The English Premier League’s pandemic-affected schedule took a further hit on Saturday when a COVID-19 outbreak in Aston Villa’s squad sparked the postponement of its match against Burnley, reducing the number of fixtures in the round to four.
England continued to be the most heavily disrupted of the major soccer countries in Europe, reflecting the growing public health emergency in Britain as the omicron variant spreads.
So depleted was the Premier League schedule, there was only one game on Saturday — Arsenal’s 4-1 win over Leeds. That was played despite Arsenal manager Mikel Arteta saying there had been more coronavirus cases among the club’s players and staff.

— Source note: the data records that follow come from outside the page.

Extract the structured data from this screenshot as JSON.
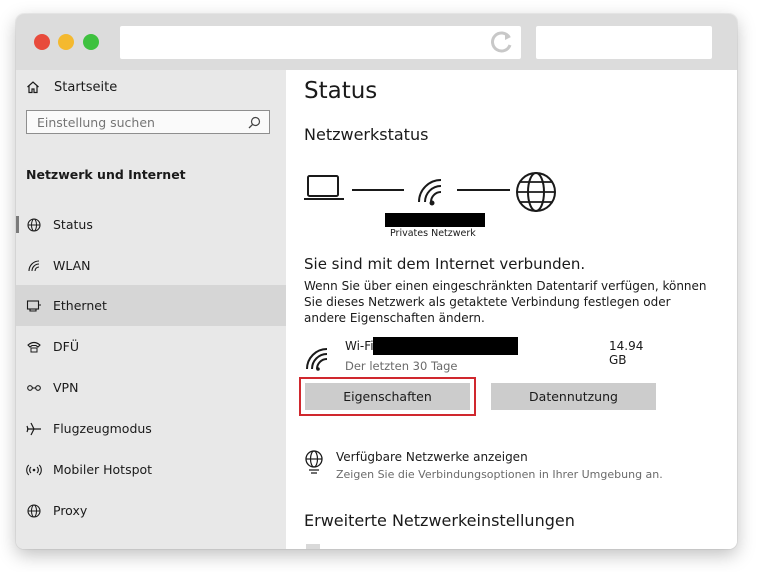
{
  "sidebar": {
    "home_label": "Startseite",
    "search_placeholder": "Einstellung suchen",
    "heading": "Netzwerk und Internet",
    "items": [
      {
        "label": "Status",
        "icon": "globe-icon"
      },
      {
        "label": "WLAN",
        "icon": "wifi-icon"
      },
      {
        "label": "Ethernet",
        "icon": "ethernet-icon",
        "selected": true
      },
      {
        "label": "DFÜ",
        "icon": "phone-icon"
      },
      {
        "label": "VPN",
        "icon": "vpn-icon"
      },
      {
        "label": "Flugzeugmodus",
        "icon": "airplane-icon"
      },
      {
        "label": "Mobiler Hotspot",
        "icon": "hotspot-icon"
      },
      {
        "label": "Proxy",
        "icon": "globe-icon"
      }
    ]
  },
  "main": {
    "title": "Status",
    "section_title": "Netzwerkstatus",
    "network_label": "Privates Netzwerk",
    "connected_text": "Sie sind mit dem Internet verbunden.",
    "description": "Wenn Sie über einen eingeschränkten Datentarif verfügen, können Sie dieses Netzwerk als getaktete Verbindung festlegen oder andere Eigenschaften ändern.",
    "connection": {
      "name": "Wi-Fi",
      "subtitle": "Der letzten 30 Tage",
      "usage": "14.94 GB"
    },
    "buttons": {
      "properties": "Eigenschaften",
      "data_usage": "Datennutzung"
    },
    "available": {
      "title": "Verfügbare Netzwerke anzeigen",
      "subtitle": "Zeigen Sie die Verbindungsoptionen in Ihrer Umgebung an."
    },
    "advanced_title": "Erweiterte Netzwerkeinstellungen"
  },
  "colors": {
    "highlight": "#d0282e",
    "selected_nav": "#d6d6d6",
    "button": "#cccccc"
  }
}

Villa-Burnley was scheduled to be the other game but it was called off around two hours before kickoff, with Villa telling the league it did not have enough players to field a team following more positive tests in its squad that were reported early Saturday.
The league approved Villa’s request to postpone the match “based on the number of COVID-19 cases, injuries and illness.”
Five matches scheduled for this weekend had already been called off because of coronavirus outbreaks in squads.
The league said the games set for Sunday — Newcastle-Manchester City, Wolverhampton-Chelsea and Tottenham-Liverpool — “are currently scheduled to proceed as planned.”
The total number of games to have been postponed over the past week stands at 10. Only six games were called off in the whole of last season because of the coronavirus.
Burnley has had two games postponed on the day of the fixture in the last four days. Its home match against Watford was also called off a few hours before kickoff on Wednesday.
Many Burnley fans would have been traveling to Villa Park when the postponement was announced and Villa apologized for the inconvenience, saying the club “acted as swiftly as possible this morning to minimize disruption.”
“The results of PCR tests, which were taken yesterday prior to training as well as lateral flow tests, were received this morning,” Villa said in a statement, “and confirmed further depletion of our playing squad which was already impacted upon for our trip to Norwich in midweek.”
Premier League managers will meet on Monday to discuss the COVID-19 situation, with some managers — such as Brentford’s Thomas Frank — advocating a break in play to reduce the outbreaks, and others saying the games should continue.
The league has already reintroduced emergency measures such as more frequent testing and wearing face masks indoors. Its board assesses applications to postpone matches on a case-by-case basis and “based on existing rules and COVID-19 postponement guidance issued to all clubs.”
In Europe’s other big soccer countries, there was minimal disturbance to the schedule.
All of the weekend’s Bundesliga and second-division games went ahead as planned in Germany, albeit with few or no fans attending. The country’s coronavirus-infection rate dropped again on Saturday, according to the latest registered figures from the Robert Koch Institute, continuing a gradual decrease over the last three weeks.
French Cup games were going ahead as planned, and Serie A games were taking place as scheduled with 75% capacity in stadiums.
The Spanish league was keeping games on despite an outbreak that has sidelined several Real Madrid players. Authorities have allowed soccer stadiums to be at full capacity since the end of September.
AP Sports Writer Ciaran Fahey in Berlin and Associated Press writers Daniella Matar in Milan, Italy, and Joseph Wilson in Barcelona, Spain, contributed to this story.